I am trying to solve the following problem.

If $y | \beta \sim N(X \beta, I_n)$ and $\beta \sim N(0, g^{-1}(X^t X)^{-1})$ for $g>0$. Find $ \pi(\beta|y)$ and show that $E(\beta|y)$ is a function of MLE of $\beta$.

My approach,

I proved that to maximize the likelihood, it is equivalent to minimizing the SSE, so the OLS is equal to the MLE.

I know normal is conjugate prior. So, $$\pi(\beta|y)= \frac{f(y|\beta)\pi(\beta)}{m(y)} \propto f(y|\beta)\pi(\beta) $$

$$ \pi(\beta|y) \propto \exp\{ - \frac{1}{2}(y-X\beta)^t (y-X\beta) - \frac{1}{2}\beta^t(g^{-1}(X^tX)^{-1})^{-1}\beta \} $$ $$ = \exp\{ - \frac{1}{2}( y^t y -2y^tX \beta+(1+g)\beta^t(X^tX)\beta ) \}$$ and I get stuck.
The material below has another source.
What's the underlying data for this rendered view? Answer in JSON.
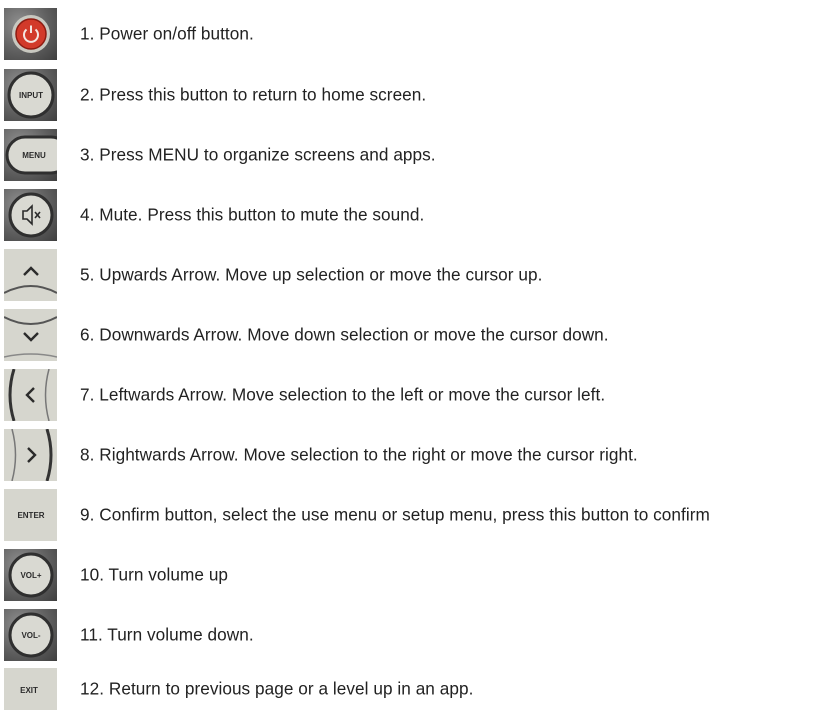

I read about g-priors and I think the a posterior is $N(\frac{1}{1+g}\hat{\beta}, \frac{1}{1+g} (X^t X)^{-1})$ but I'm not sure.
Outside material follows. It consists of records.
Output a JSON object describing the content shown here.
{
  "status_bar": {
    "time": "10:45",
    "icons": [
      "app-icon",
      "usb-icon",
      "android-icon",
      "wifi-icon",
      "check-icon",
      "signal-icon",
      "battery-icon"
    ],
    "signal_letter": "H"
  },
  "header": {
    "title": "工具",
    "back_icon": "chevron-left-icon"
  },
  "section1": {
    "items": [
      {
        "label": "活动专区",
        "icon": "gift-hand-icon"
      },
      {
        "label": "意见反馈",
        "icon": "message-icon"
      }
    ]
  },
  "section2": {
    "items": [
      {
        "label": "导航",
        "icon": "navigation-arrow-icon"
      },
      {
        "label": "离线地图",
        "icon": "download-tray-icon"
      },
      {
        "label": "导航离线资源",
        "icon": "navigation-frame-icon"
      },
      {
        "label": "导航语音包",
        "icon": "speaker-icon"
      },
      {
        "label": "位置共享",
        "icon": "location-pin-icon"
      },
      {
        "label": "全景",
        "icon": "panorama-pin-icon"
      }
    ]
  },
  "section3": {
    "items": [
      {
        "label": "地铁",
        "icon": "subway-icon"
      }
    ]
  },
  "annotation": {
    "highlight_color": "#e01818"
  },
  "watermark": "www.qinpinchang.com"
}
You may consult any textbook on Bayesian econometrics (e.g.) to find the conditional posterior distribution for $\beta$ given $\sigma^2$, given "conjugate priors" for $\beta$ and $\sigma^2$, i.e., $$\pi \left( \beta ,\sigma ^{2}\right) =\pi \left( \beta |\sigma ^{2}\right)\pi \left( \sigma ^{2}\right) $$ with \begin{eqnarray} \beta |\sigma ^{2} &\sim &N\left( \beta _{0},\sigma ^{2}B_{0}\right) \\ \sigma ^{2} &\sim &IG\left( \alpha _{0}/2,\delta _{0}/2\right), \end{eqnarray} as \begin{eqnarray*} \beta |\left( \sigma^{2},y\right) &\sim& N\left( \beta _{1},\sigma^{2}B_{1}\right) \end{eqnarray*} where \begin{eqnarray*} B_{1} &=&\left( X^{\prime }X+B_{0}^{-1}\right) ^{-1} \\ \beta _{1} &=&B_{1}\left( X^{\prime }y+B_{0}^{-1}\beta _{0}\right) \end{eqnarray*} Here, it seems to be the case that $\sigma^2$ is known to be one, so will disappear from these expressions. Also, your prior mean is zero and $B_0=g^{-1}(X'X)^{-1}$.

Thus, \begin{eqnarray*} B_1 &=& (X'X + ((g\cdot X'X)^{-1})^{-1})^{-1}\\ & = &(X'X + g\cdot X'X)^{-1} = ((1+g)X'X)^{-1}\\ &=& 1/(1+g)(X'X)^{-1} \end{eqnarray*} and \begin{eqnarray*} \beta_1 &=& B_1(X'y+g\cdot X'X\beta_0)\\ & = & B_1 X'y = ((1+g)X'X)^{-1}X'y\\ & = & 1/(1+g)(X'X)^{-1}X'y = 1/(1+g)\hat\beta \end{eqnarray*} The part regarding the posterior mean should follow immediately.


Your Answer

By clicking “Post Your Answer”, you agree to our terms of service, privacy policy and cookie policy

Not the answer you're looking for? Browse other questions tagged or ask your own question.